Book reviews, art, gaming, Objectivism and thoughts on other topics as they occur.

Feb 4, 2006

The Rantings of a Single Male

I am not a feminist. In fact, the older I get the more I find that I despise feminism, male-bashing, and similar forms of insanity. Nevertheless, I will occasionally complain that men are not up to par, that they don't get it, that they are clueless and don't understand.

Well, I'm clueless and I don't understand, too, but I have been trying to fix this problem. I have one huge advantage: I've always liked men. ALWAYS. I definitely prefer them to women for company. If I start a conversation with a man on a topic, he's always got something to contribute. He'll relate some interesting experience or fact or book that he's read. The only female friends I have are essentially identical to men in this respect. They have serious, rational opinions, they are assertive talkers, and they don't see a conversation as you entertaining them by agreeing with them. I won't go into their other numerous wonderful qualities; I'd be talking for days.

I did go through a period in high school when I was afraid of men, and I'm still recovering from it. Why? I thought they were mocking me. I was fat and unglamorous and not attractive; I still am. The funny thing is, now that I remember it, that the guys never made fun of me for being unattractive. In fact, more than once they went out of their way to be nice to me. A football player in my History class sent me a carnation on Valentine's day. Once or twice someone would come over during lunch and just randomly strike up a conversation. Of course, I reacted like they'd handed me a live and thoroughly poisonous snake. Poor guys.

Other women, now, THEY made fun of me for being fat and unglamorous and unattractive and non-conformist. They were CRUEL. They were determined to put me in my place and punish me for not bowing to whatever "rules" there were about how I should behave. I hated them.

I suppose now I should get over myself and actually review this book by Thomas Ellis, which is really, really interesting. If you are a guy, read this book. Chances are, you need some affirmation that you are not always wrong and horribly screwed up. If you are a girl, read the book, and for the love of life PAY ATTENTION. No this is not some jerk whining. This is real life. Men are horribly abused, scarred, and even destroyed by feminism. It's beyond horrible, too, because they really are wonderful most of the time.

I don't agree with a lot of Ellis' recommendations, but I don't think he devoted a lot of time and thought to them.

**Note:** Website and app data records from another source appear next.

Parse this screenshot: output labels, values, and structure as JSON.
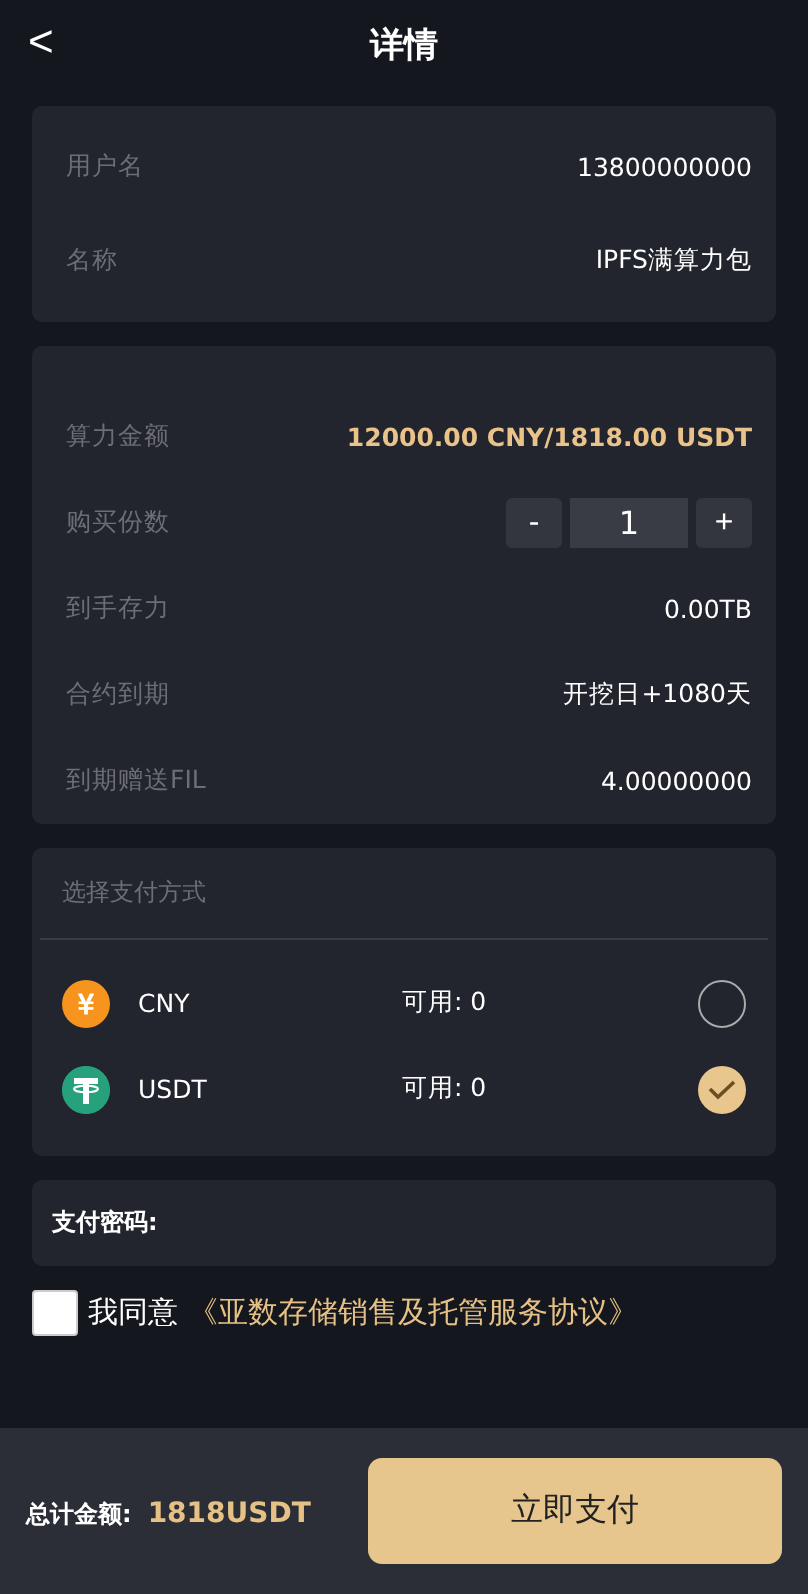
{
  "header": {
    "back": "<",
    "title": "详情"
  },
  "info": [
    {
      "label": "用户名",
      "value": "13800000000"
    },
    {
      "label": "名称",
      "value": "IPFS满算力包"
    }
  ],
  "details": [
    {
      "kind": "text",
      "label": "算力金额",
      "value": "12000.00 CNY/1818.00 USDT",
      "highlight": true
    },
    {
      "kind": "stepper",
      "label": "购买份数",
      "minus": "-",
      "value": "1",
      "plus": "+"
    },
    {
      "kind": "text",
      "label": "到手存力",
      "value": "0.00TB",
      "highlight": false
    },
    {
      "kind": "text",
      "label": "合约到期",
      "value": "开挖日+1080天",
      "highlight": false
    },
    {
      "kind": "text",
      "label": "到期赠送FIL",
      "value": "4.00000000",
      "highlight": false
    }
  ],
  "payment": {
    "title": "选择支付方式",
    "methods": [
      {
        "kind": "yuan",
        "name": "CNY",
        "available": "可用: 0",
        "selected": false
      },
      {
        "kind": "tether",
        "name": "USDT",
        "available": "可用: 0",
        "selected": true
      }
    ]
  },
  "password": {
    "label": "支付密码:"
  },
  "agreement": {
    "checked": false,
    "prefix": "我同意",
    "link": "《亚数存储销售及托管服务协议》"
  },
  "footer": {
    "total_label": "总计金额:",
    "total": "1818USDT",
    "pay": "立即支付"
  }
}
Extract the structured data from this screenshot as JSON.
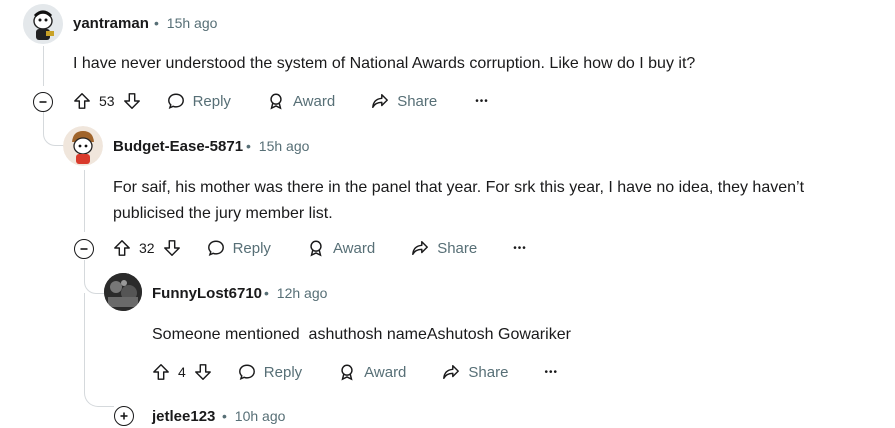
{
  "comments": [
    {
      "username": "yantraman",
      "time": "15h ago",
      "body": "I have never understood the system of National Awards corruption. Like how do I buy it?",
      "votes": "53",
      "avatar_icon": "snoo-avatar-icon"
    },
    {
      "username": "Budget-Ease-5871",
      "time": "15h ago",
      "body": "For saif, his mother was there in the panel that year. For srk this year, I have no idea, they haven’t publicised the jury member list.",
      "votes": "32",
      "avatar_icon": "snoo-avatar-icon"
    },
    {
      "username": "FunnyLost6710",
      "time": "12h ago",
      "body": "Someone mentioned  ashuthosh nameAshutosh Gowariker",
      "votes": "4",
      "avatar_icon": "profile-photo-icon"
    },
    {
      "username": "jetlee123",
      "time": "10h ago"
    }
  ],
  "actions": {
    "reply": "Reply",
    "award": "Award",
    "share": "Share",
    "more": "•••"
  },
  "separator": "•"
}
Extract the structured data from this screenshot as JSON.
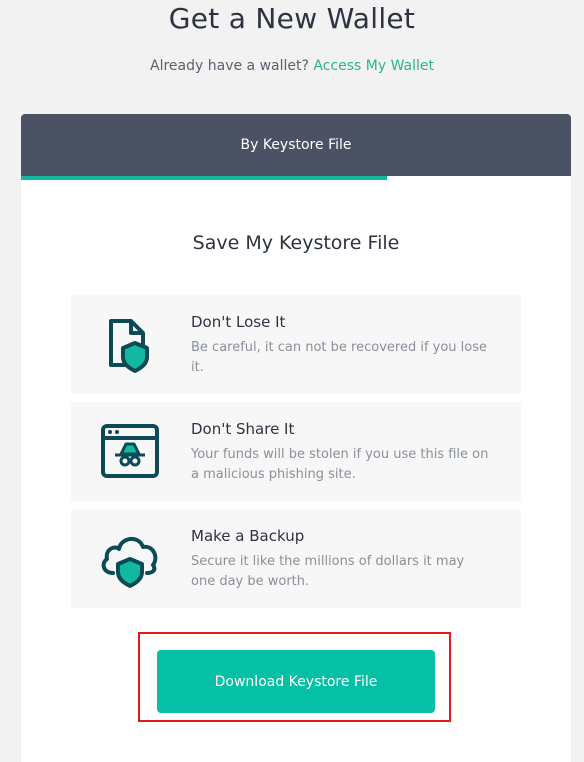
{
  "header": {
    "title": "Get a New Wallet",
    "subtitle_text": "Already have a wallet?",
    "subtitle_link": "Access My Wallet"
  },
  "tabs": [
    {
      "label": "By Keystore File",
      "active": true
    }
  ],
  "content": {
    "section_title": "Save My Keystore File",
    "items": [
      {
        "title": "Don't Lose It",
        "description": "Be careful, it can not be recovered if you lose it.",
        "icon": "file-shield-icon"
      },
      {
        "title": "Don't Share It",
        "description": "Your funds will be stolen if you use this file on a malicious phishing site.",
        "icon": "browser-spy-icon"
      },
      {
        "title": "Make a Backup",
        "description": "Secure it like the millions of dollars it may one day be worth.",
        "icon": "cloud-shield-icon"
      }
    ],
    "download_button": "Download Keystore File"
  },
  "colors": {
    "accent": "#05c0a5",
    "link": "#2bb58f",
    "header_bg": "#4a5264",
    "icon": "#0c4a55",
    "highlight": "#e21a1a"
  }
}
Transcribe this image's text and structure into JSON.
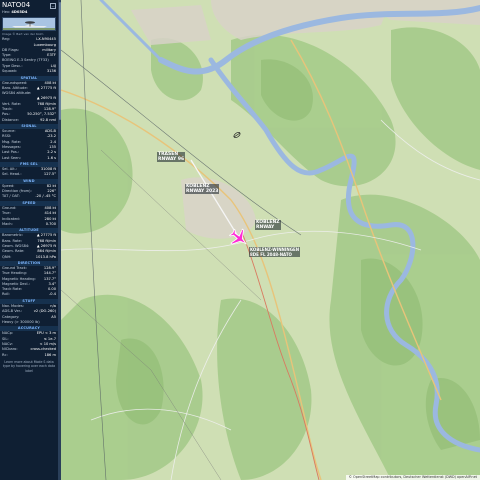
{
  "header": {
    "callsign": "NATO04",
    "hex_label": "Hex:",
    "hex_value": "4D03D4",
    "pin_label": "−"
  },
  "photo_credit": "Image © Bart van der Kolm",
  "info": [
    {
      "k": "Reg:",
      "v": "LX-N90445"
    },
    {
      "k": "",
      "v": "Luxembourg"
    },
    {
      "k": "DB Flags:",
      "v": "military"
    },
    {
      "k": "Type:",
      "v": "E3TF"
    },
    {
      "k": "BOEING E-3 Sentry (TF33)",
      "v": ""
    },
    {
      "k": "Type Desc.:",
      "v": "L4J"
    },
    {
      "k": "Squawk:",
      "v": "3136"
    }
  ],
  "spatial_title": "SPATIAL",
  "spatial": [
    {
      "k": "Groundspeed:",
      "v": "408 kt"
    },
    {
      "k": "Baro. Altitude:",
      "v": "▲ 27775 ft"
    },
    {
      "k": "WGS84 altitude:",
      "v": ""
    }
  ],
  "spatial_geo": "▲ 26975 ft",
  "spatial2": [
    {
      "k": "Vert. Rate:",
      "v": "768 ft/min"
    },
    {
      "k": "Track:",
      "v": "128.9°"
    },
    {
      "k": "Pos.:",
      "v": "50.250°, 7.532°"
    },
    {
      "k": "Distance:",
      "v": "92.8 nmi"
    }
  ],
  "signal_title": "SIGNAL",
  "signal": [
    {
      "k": "Source:",
      "v": "ADS-B"
    },
    {
      "k": "RSSI:",
      "v": "-23.2"
    },
    {
      "k": "Msg. Rate:",
      "v": "2.4"
    },
    {
      "k": "Messages:",
      "v": "135"
    },
    {
      "k": "Last Pos.:",
      "v": "2.2 s"
    },
    {
      "k": "Last Seen:",
      "v": "1.6 s"
    }
  ],
  "fms_title": "FMS SEL",
  "fms": [
    {
      "k": "Sel. Alt.:",
      "v": "31008 ft"
    },
    {
      "k": "Sel. Head.:",
      "v": "127.5°"
    }
  ],
  "wind_title": "WIND",
  "wind": [
    {
      "k": "Speed:",
      "v": "82 kt"
    },
    {
      "k": "Direction (from):",
      "v": "226°"
    },
    {
      "k": "TAT / OAT:",
      "v": "-20 / -45 °C"
    }
  ],
  "speed_title": "SPEED",
  "speed": [
    {
      "k": "Ground:",
      "v": "408 kt"
    },
    {
      "k": "True:",
      "v": "414 kt"
    },
    {
      "k": "Indicated:",
      "v": "280 kt"
    },
    {
      "k": "Mach:",
      "v": "0.700"
    }
  ],
  "altitude_title": "ALTITUDE",
  "altitude": [
    {
      "k": "Barometric:",
      "v": "▲ 27775 ft"
    },
    {
      "k": "Baro. Rate:",
      "v": "768 ft/min"
    },
    {
      "k": "Geom. WGS84:",
      "v": "▲ 26975 ft"
    },
    {
      "k": "Geom. Rate:",
      "v": "864 ft/min"
    },
    {
      "k": "QNH:",
      "v": "1013.8 hPa"
    }
  ],
  "direction_title": "DIRECTION",
  "direction": [
    {
      "k": "Ground Track:",
      "v": "128.9°"
    },
    {
      "k": "True Heading:",
      "v": "144.7°"
    },
    {
      "k": "Magnetic Heading:",
      "v": "137.7°"
    },
    {
      "k": "Magnetic Decl.:",
      "v": "3.4°"
    },
    {
      "k": "Track Rate:",
      "v": "0.00"
    },
    {
      "k": "Roll:",
      "v": "-0.4"
    }
  ],
  "stuff_title": "STUFF",
  "stuff": [
    {
      "k": "Nav. Modes:",
      "v": "n/a"
    },
    {
      "k": "ADS-B Ver.:",
      "v": "v2 (DO-260)"
    },
    {
      "k": "Category:",
      "v": "A5"
    },
    {
      "k": "Heavy (> 300000 lb)",
      "v": ""
    }
  ],
  "accuracy_title": "ACCURACY",
  "accuracy": [
    {
      "k": "NACp:",
      "v": "EPU < 3 m"
    },
    {
      "k": "SIL:",
      "v": "≤ 1e-7"
    },
    {
      "k": "NACv:",
      "v": "< 10 m/s"
    },
    {
      "k": "NICbaro:",
      "v": "cross-checked"
    },
    {
      "k": "Rc:",
      "v": "186 m"
    }
  ],
  "footer": "Learn more about Mode S data type by hovering over each data label",
  "map": {
    "labels": {
      "waypoint_a": "TRASEN\nRNWAY 96",
      "waypoint_b": "KOBLENZ\nRNWAY 2023",
      "waypoint_c": "KOBLENZ\nRNWAY",
      "waypoint_d": "KOBLENZ-WINNINGEN\n8DE FL 2048-NATO"
    },
    "attribution": "© OpenStreetMap contributors, Deutscher Wetterdienst (DWD) openAIP.net"
  },
  "colors": {
    "panel_bg": "#0f1f33",
    "section_accent": "#7fb7ff",
    "aircraft": "#ff2bd6",
    "river": "#9bb8e0",
    "forest": "#9fc585"
  }
}
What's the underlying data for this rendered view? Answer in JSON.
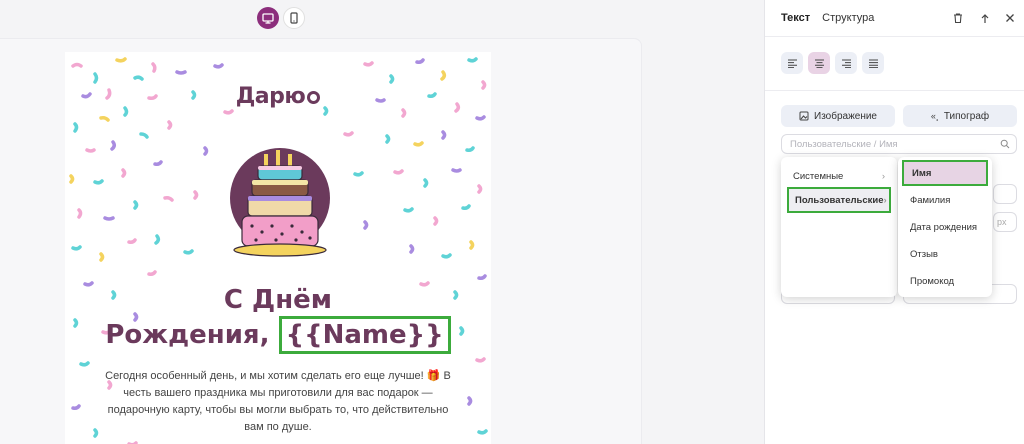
{
  "toolbar": {
    "desktop_icon": "monitor-icon",
    "mobile_icon": "phone-icon"
  },
  "email": {
    "logo": "Дарю",
    "headline_line1": "С Днём",
    "headline_line2": "Рождения,",
    "name_var": "{{Name}}",
    "body_text": "Сегодня особенный день, и мы хотим сделать его еще лучше! 🎁 В честь вашего праздника мы приготовили для вас подарок — подарочную карту, чтобы вы могли выбрать то, что действительно вам по душе."
  },
  "panel": {
    "tabs": [
      "Текст",
      "Структура"
    ],
    "active_tab": "Текст",
    "actions": [
      "trash-icon",
      "undo-icon",
      "close-icon"
    ],
    "align_buttons": [
      "align-left-icon",
      "align-center-icon",
      "align-right-icon",
      "align-justify-icon"
    ],
    "active_align": "align-center",
    "insert_image_label": "Изображение",
    "insert_typograph_label": "Типограф",
    "search_placeholder": "Пользовательские / Имя"
  },
  "menu": {
    "items": [
      {
        "label": "Системные"
      },
      {
        "label": "Пользовательские",
        "highlighted": true
      }
    ],
    "chevron": "chevron-right-icon"
  },
  "submenu": {
    "items": [
      {
        "label": "Имя",
        "highlighted": true
      },
      {
        "label": "Фамилия"
      },
      {
        "label": "Дата рождения"
      },
      {
        "label": "Отзыв"
      },
      {
        "label": "Промокод"
      }
    ]
  },
  "colors": {
    "brand": "#6b3a5c",
    "accent": "#8c2e7c",
    "highlight_box": "#3cab3c",
    "selected_item": "#e7d4e4"
  },
  "hidden_fields": {
    "unit_label": "px"
  }
}
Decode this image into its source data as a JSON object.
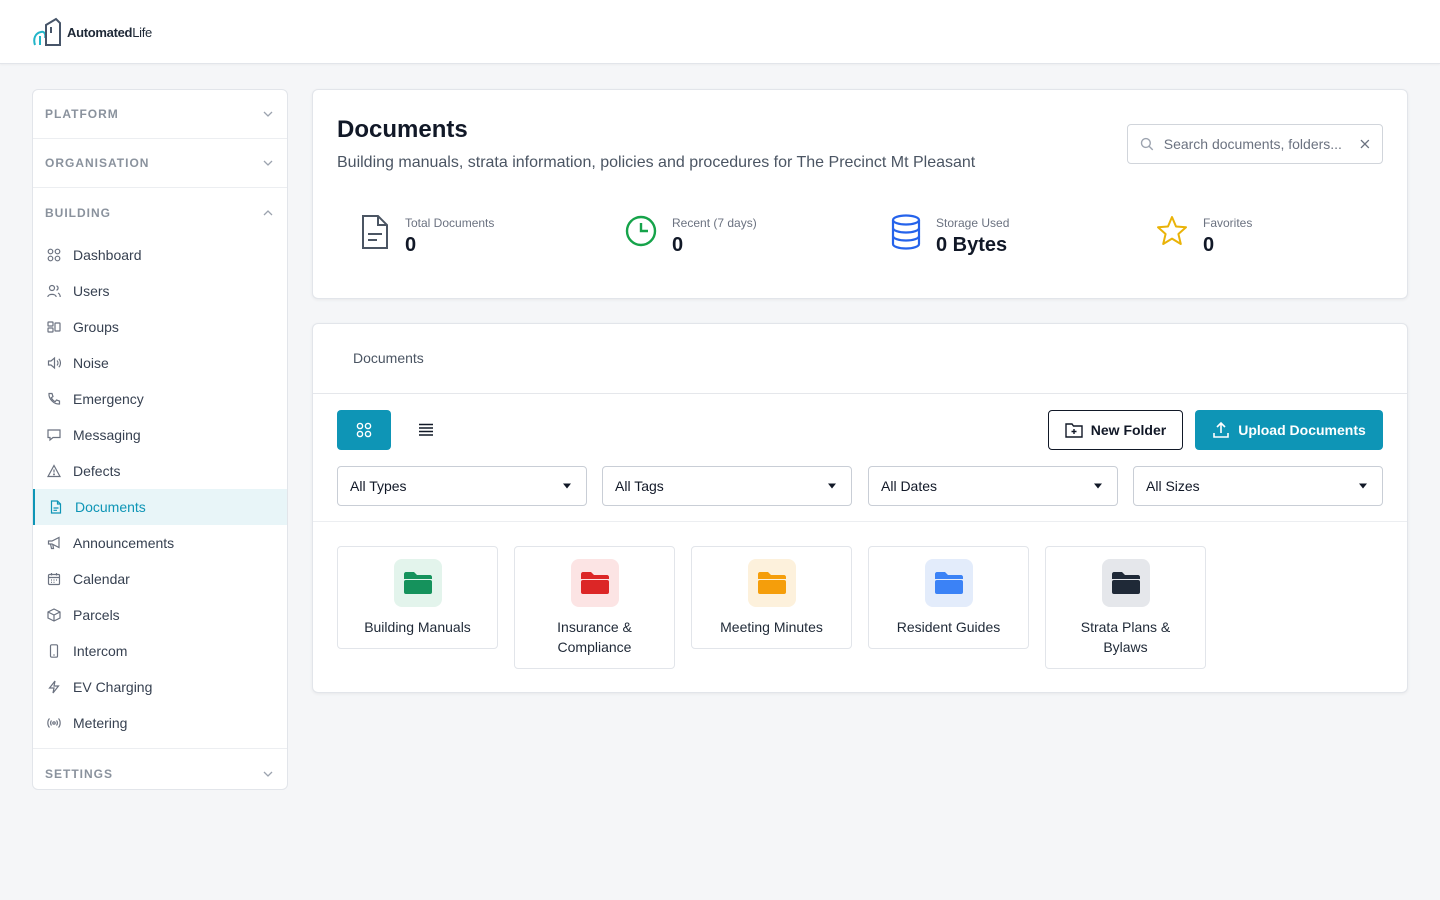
{
  "brand": {
    "name_bold": "Automated",
    "name_light": "Life"
  },
  "sidebar": {
    "sections": {
      "platform": "PLATFORM",
      "organisation": "ORGANISATION",
      "building": "BUILDING",
      "settings": "SETTINGS"
    },
    "items": [
      {
        "label": "Dashboard",
        "icon": "dashboard-icon"
      },
      {
        "label": "Users",
        "icon": "users-icon"
      },
      {
        "label": "Groups",
        "icon": "groups-icon"
      },
      {
        "label": "Noise",
        "icon": "speaker-icon"
      },
      {
        "label": "Emergency",
        "icon": "phone-icon"
      },
      {
        "label": "Messaging",
        "icon": "chat-icon"
      },
      {
        "label": "Defects",
        "icon": "warning-icon"
      },
      {
        "label": "Documents",
        "icon": "document-icon",
        "active": true
      },
      {
        "label": "Announcements",
        "icon": "megaphone-icon"
      },
      {
        "label": "Calendar",
        "icon": "calendar-icon"
      },
      {
        "label": "Parcels",
        "icon": "box-icon"
      },
      {
        "label": "Intercom",
        "icon": "mobile-icon"
      },
      {
        "label": "EV Charging",
        "icon": "lightning-icon"
      },
      {
        "label": "Metering",
        "icon": "signal-icon"
      }
    ]
  },
  "header": {
    "title": "Documents",
    "subtitle": "Building manuals, strata information, policies and procedures for The Precinct Mt Pleasant",
    "search_placeholder": "Search documents, folders..."
  },
  "stats": [
    {
      "label": "Total Documents",
      "value": "0",
      "icon": "file-icon",
      "color": "#4b5563"
    },
    {
      "label": "Recent (7 days)",
      "value": "0",
      "icon": "clock-icon",
      "color": "#16a34a"
    },
    {
      "label": "Storage Used",
      "value": "0 Bytes",
      "icon": "database-icon",
      "color": "#2563eb"
    },
    {
      "label": "Favorites",
      "value": "0",
      "icon": "star-icon",
      "color": "#eab308"
    }
  ],
  "documents": {
    "tab_label": "Documents",
    "new_folder_label": "New Folder",
    "upload_label": "Upload Documents",
    "filters": [
      "All Types",
      "All Tags",
      "All Dates",
      "All Sizes"
    ],
    "folders": [
      {
        "name": "Building Manuals",
        "color": "#15925c",
        "bg": "#e3f4ec"
      },
      {
        "name": "Insurance & Compliance",
        "color": "#dc2626",
        "bg": "#fce4e4"
      },
      {
        "name": "Meeting Minutes",
        "color": "#f59e0b",
        "bg": "#fdf1dc"
      },
      {
        "name": "Resident Guides",
        "color": "#3b82f6",
        "bg": "#e3ecfb"
      },
      {
        "name": "Strata Plans & Bylaws",
        "color": "#1f2937",
        "bg": "#e5e7eb"
      }
    ]
  },
  "colors": {
    "accent": "#0e95b6"
  }
}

Mostly the book is about pointing out what's wrong, because, as he said, you can't change women's minds. They have to do it themselves. Ellis thinks, for instance, that it would be a good idea to force women to tell a man when they are pregnant and he's the biological father. I think this is ridiculous.

In fact, I think the idea of "equality" between men and women in some aspects is ridiculous. Men and women are different in some aspects, so how could they possibly be equal in those aspects? As far as I'm concerned, if you get pregnant, it is completely your problem and absolutely your decision what to do about it. If you choose to inform the biological father, it should be an offer to afford him some say in the matter, not a crushing demand and a threat to his independance. As Ellis mentions, women have had control over their reproductive functions for something like 40 years now. It's time for them to accept responsibility for them as well.

Now I'm starting to rant. In any case, I'd just like to apologize to any men I've inflicted unconsidered feminist ideology upon, and especially to that guy in high school for not at least thanking him for the flower. It was cute, and I realize now that you were probably not trying to be mean.

If you were, well, it was still a nice flower.


EdMcGon said...

Good post Jenn.

One thing I would add is that most men don't take feminists seriously. Women they take seriously, but not feminists. Men can't win with feminists, so they eventually learn not to try.

Also, boys in high school are very different from men. As insecure as you felt, high school boys felt every bit the same way. However, when they grow up, most men learn to accept their own flaws or deal with them in some fashion. But they don't dwell on them.

Anonymous said...

"Men don't take feminists seriously"...why should they.